═════ LISTED RECORDS ═════
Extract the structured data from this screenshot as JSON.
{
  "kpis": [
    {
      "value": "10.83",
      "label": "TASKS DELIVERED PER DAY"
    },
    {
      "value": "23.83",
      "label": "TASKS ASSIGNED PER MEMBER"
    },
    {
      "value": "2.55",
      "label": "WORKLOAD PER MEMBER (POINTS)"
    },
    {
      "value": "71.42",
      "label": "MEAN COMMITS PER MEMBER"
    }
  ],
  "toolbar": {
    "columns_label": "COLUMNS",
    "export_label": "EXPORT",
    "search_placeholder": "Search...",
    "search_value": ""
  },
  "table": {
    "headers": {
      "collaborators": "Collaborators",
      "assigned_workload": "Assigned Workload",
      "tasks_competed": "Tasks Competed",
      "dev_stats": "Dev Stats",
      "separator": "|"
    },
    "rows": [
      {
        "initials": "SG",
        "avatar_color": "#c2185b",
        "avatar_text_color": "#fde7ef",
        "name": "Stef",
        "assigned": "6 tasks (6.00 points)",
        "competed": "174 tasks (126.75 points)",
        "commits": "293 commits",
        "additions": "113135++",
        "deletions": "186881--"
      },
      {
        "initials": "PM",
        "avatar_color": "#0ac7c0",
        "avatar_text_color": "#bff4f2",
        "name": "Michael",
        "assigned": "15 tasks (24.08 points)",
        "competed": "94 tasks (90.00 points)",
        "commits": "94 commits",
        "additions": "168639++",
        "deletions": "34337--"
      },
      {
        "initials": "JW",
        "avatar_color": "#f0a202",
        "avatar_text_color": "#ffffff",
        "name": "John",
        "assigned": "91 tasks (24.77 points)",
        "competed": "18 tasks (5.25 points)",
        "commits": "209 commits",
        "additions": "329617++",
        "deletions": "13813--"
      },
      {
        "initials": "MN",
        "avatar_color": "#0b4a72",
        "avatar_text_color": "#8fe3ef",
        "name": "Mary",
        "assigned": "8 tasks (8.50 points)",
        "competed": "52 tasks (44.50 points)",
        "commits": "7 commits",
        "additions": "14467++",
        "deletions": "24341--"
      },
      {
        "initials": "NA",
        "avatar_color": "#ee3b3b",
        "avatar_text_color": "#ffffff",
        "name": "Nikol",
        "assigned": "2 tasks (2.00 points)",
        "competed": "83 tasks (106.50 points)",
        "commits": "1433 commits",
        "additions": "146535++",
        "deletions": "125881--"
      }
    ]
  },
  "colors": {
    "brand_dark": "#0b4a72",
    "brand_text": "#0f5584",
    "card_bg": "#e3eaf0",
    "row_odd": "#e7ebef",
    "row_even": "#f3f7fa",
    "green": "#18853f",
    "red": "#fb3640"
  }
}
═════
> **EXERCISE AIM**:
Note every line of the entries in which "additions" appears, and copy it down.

> **EXERCISE SOLUTION**:
        "additions": "113135++",
        "additions": "168639++",
        "additions": "329617++",
        "additions": "14467++",
        "additions": "146535++",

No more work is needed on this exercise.